His calves felt on the verge of cramping over the last quarter of the race. But as Dickson approached the final mile with a buffer of more than 30 seconds he knew he was going to get through. In his first marathon he finished 28th in a world-class field and qualified for the U.S. Olympic Trials with a time of 2:17:15.

“It does only boil down to two seconds per mile,” Dickson said. “It’s pretty darn difficult especially if you’re considering how much training and how many marathons it took Mike Duggan — as compared to me, who got a little lucky. As coach Lonergan said to me, ‘Usually something goes wrong.’ And it was a little bit of a miracle that nothing huge went wrong.”

Duggan understood how much went into each moment of success.

“Running is a very individualized thing because you cross the starting line and the finish line alone, but there are a lot of people along the way,” said Duggan, and among those supporters he named his adviser from Northeastern. “I’m grateful for the coaches like Matt Lonergan, who was helpful in college and then in helping me out on how to train after college.”

Dickson felt the same way. As he spoke of the coaches and teammates who had influenced him and the life lessons he had learned along the way, it was as though he was looking back on his running career as one long continuous race of ups and downs and checkpoints that are ongoing. There are many more miles ahead, and maybe it’s the strength of his sport’s loneliness that he never feels alone.

Six weeks before Dickson’s breakthrough marathon in Chicago, something happened that affirmed and transcended the relationship with his coach. Lonergan was cycling to Northeastern at 5:30 a.m. on Aug. 29 when he was hit by a truck. He woke up in the hospital.

“I broke both arms and fractured my patella,” Lonergan said. “I had surgery on all three limbs. I spent over a week in the hospital and had a clot in my lung and clots in my leg. I had bruised ribs and lungs. I was out for a while.”

He needed someone to fill in at Northeastern while he recovered. He turned to Dickson, who was flattered to be asked.  

“I couldn’t believe it happened,” Dickson said. “I felt absolutely terrible for him.”

By providing support for his friend during the cross country season, Dickson gained a new perspective on how he and other runners are enabled by the best coaches.

“It was really interesting to be on the other side of the rope, watching people instead of doing it yourself,” said Dickson, who was able to provide coaching around his new job in Boston as a mechanical engineer with Amazon Fulfillment Technologies and Robotics. “It’s incredibly challenging, and there’s a lot more nuance in the day-to-day and how you interact with the athletes than you would ever expect.”

The 200 American men who lined up for the U.S. Olympic Trials on Feb. 3 represented several tiers. Some were established professional runners. Others were trying to transform their love for running into a full-time career. Then there were the likes of Dickson and Duggan, who fit their training runs around the 40-hour work week.

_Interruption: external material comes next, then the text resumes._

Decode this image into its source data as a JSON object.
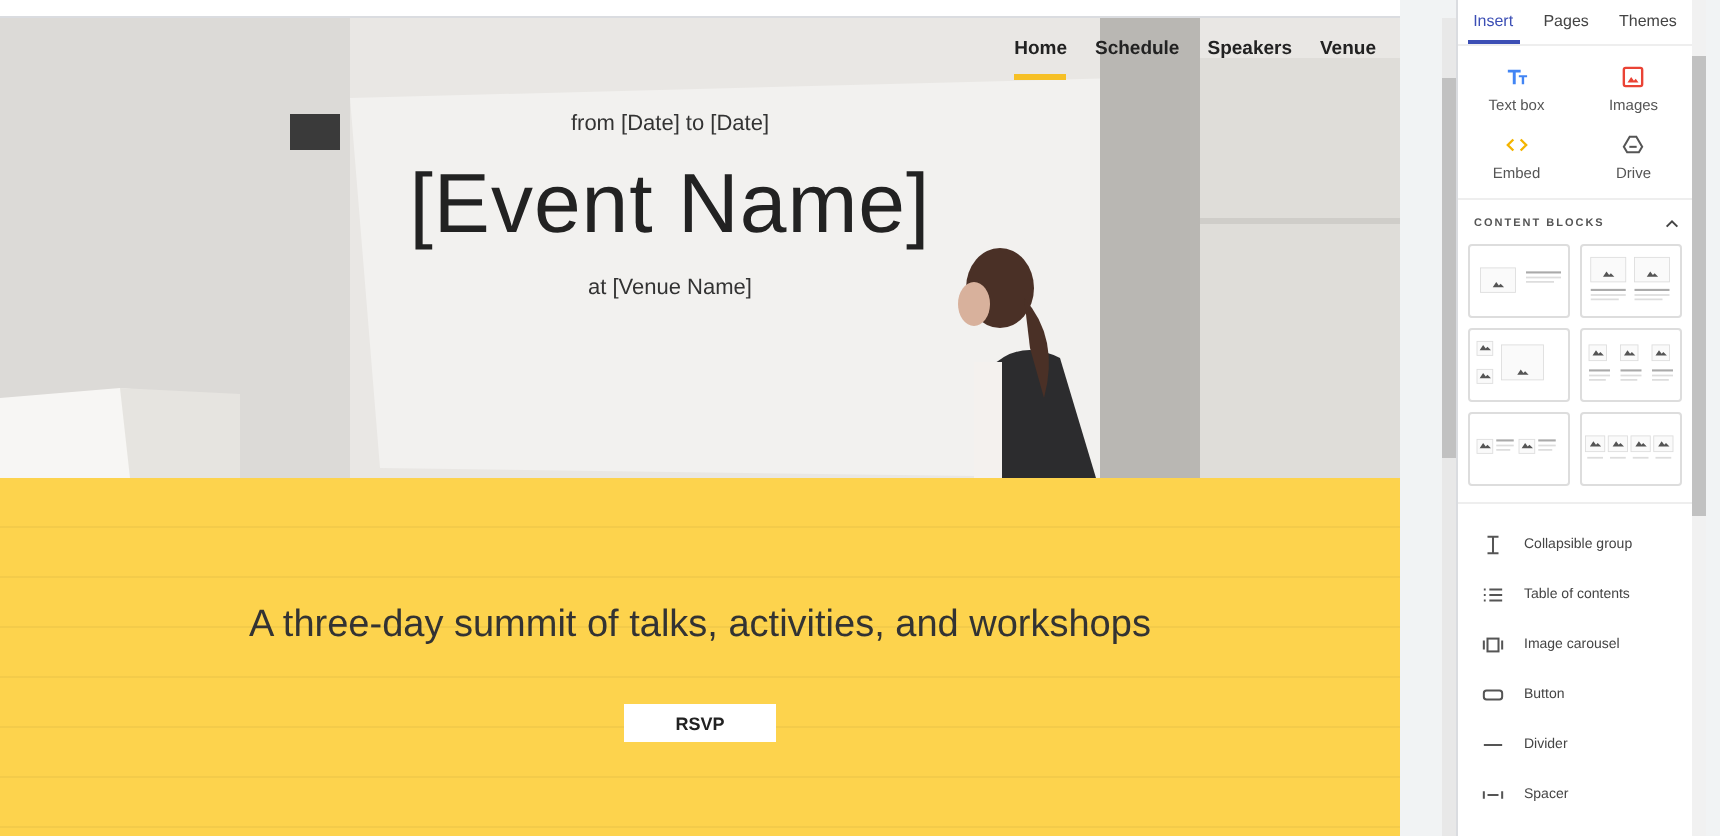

It was a warm day in Orlando, rising into the 70s, and the heat was hard on the runners with 50 failing to complete the race. Duggan — though he had qualified just two months earlier — finished 57th in 2:20:03, almost 11 minutes behind the winner. Dickson, in his second career marathon, was 135th in 2:29:30. 

Lonergan, mostly recovered from his injuries, was watching from his home in Boston. 

“We who are in the sport, we know there’s always another level,” Lonergan said. One level is measured in distance, he was saying. Another is measured by depth.

Ian Thomsen is a Northeastern Global News reporter. Email him at Follow him on X/Twitter @IanatNU.